Piercy has been an activist throughout her life, as a feminist and opponent of the Vietnam War, and Rich has also engaged with important issues.
“She’s worked with Amnesty International and overseas with the Peace Corps,” Jean said. “That stuff has fed into her work. Her first three books all contain poems that have to do with an international outlook.”
Jean has been teaching a course — “Get to Know the Festival Poets” — for several weeks at the Peabody Institute Library and has led sessions on Rich and five other headliners, including Li-Young Lee.
“I love his work,” she said. “I was so blown away by the faith aspect. You don’t see that in poetry anymore.”
Lee will read Saturday night with Kim Addonizio and Cornelius Eady, both of whom have experimented with mixing poetry and music.
Carol Ann Duffy and Philip Levine, who will read together tomorrow night, are both poets laureate — Duffy, from Great Britain, is currently serving her term, while Levine previously held that office in America.

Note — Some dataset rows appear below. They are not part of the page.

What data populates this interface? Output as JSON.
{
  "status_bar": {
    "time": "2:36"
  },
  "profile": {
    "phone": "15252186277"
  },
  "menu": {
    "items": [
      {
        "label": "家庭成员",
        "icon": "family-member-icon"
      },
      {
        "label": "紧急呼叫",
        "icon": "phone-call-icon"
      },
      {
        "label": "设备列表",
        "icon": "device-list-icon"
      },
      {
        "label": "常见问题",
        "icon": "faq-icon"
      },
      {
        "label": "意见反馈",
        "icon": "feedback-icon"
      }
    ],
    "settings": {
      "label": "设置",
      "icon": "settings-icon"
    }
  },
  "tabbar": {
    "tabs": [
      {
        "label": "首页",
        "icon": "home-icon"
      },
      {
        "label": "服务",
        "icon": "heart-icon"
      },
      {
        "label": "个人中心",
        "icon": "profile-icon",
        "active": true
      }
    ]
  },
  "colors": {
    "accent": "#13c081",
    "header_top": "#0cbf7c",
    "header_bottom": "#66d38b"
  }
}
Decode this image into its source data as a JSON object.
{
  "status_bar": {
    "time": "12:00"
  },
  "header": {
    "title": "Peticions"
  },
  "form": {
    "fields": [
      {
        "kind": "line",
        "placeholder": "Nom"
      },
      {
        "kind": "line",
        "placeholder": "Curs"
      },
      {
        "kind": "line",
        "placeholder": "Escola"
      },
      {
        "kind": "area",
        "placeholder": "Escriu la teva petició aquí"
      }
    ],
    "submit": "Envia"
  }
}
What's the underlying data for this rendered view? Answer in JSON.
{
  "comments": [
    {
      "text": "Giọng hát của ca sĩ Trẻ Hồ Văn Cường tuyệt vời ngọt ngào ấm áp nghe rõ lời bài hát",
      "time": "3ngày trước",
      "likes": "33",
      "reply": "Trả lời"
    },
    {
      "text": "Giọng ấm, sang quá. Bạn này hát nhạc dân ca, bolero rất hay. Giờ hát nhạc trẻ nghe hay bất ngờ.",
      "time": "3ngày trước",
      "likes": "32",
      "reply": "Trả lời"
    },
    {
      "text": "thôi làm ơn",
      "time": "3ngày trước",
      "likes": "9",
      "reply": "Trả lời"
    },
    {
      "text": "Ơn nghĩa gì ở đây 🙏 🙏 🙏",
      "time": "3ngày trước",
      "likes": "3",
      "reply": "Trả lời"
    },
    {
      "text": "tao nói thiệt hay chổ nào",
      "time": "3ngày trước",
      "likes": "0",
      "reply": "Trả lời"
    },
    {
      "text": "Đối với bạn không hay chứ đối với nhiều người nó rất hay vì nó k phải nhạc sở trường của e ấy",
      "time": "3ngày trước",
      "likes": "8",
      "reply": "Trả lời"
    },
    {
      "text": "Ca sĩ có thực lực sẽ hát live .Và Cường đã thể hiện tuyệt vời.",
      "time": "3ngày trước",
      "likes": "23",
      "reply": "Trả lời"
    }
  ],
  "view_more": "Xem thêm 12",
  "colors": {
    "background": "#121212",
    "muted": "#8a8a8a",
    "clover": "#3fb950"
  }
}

“Phil and Carol Ann have read together before and enjoyed it,” O’Neil said. “It takes a lot of effort to make something look flawless — I feel that way about Carol Ann. It’s got humor and is also very measured, but it draws you in.
“Phil is so direct, I think he speaks for a lot of people. He represents the common man.”
While poets usually write in solitude, they also rely on communities of readers and other poets to help them evaluate their work.
A number of these groups, affiliated by region, place of employment and personal or ethnic experience, will be present at the festival.
They include poets who teach at Lesley College, poets who have published new books, and poets who are or have written about the experiences of special needs students.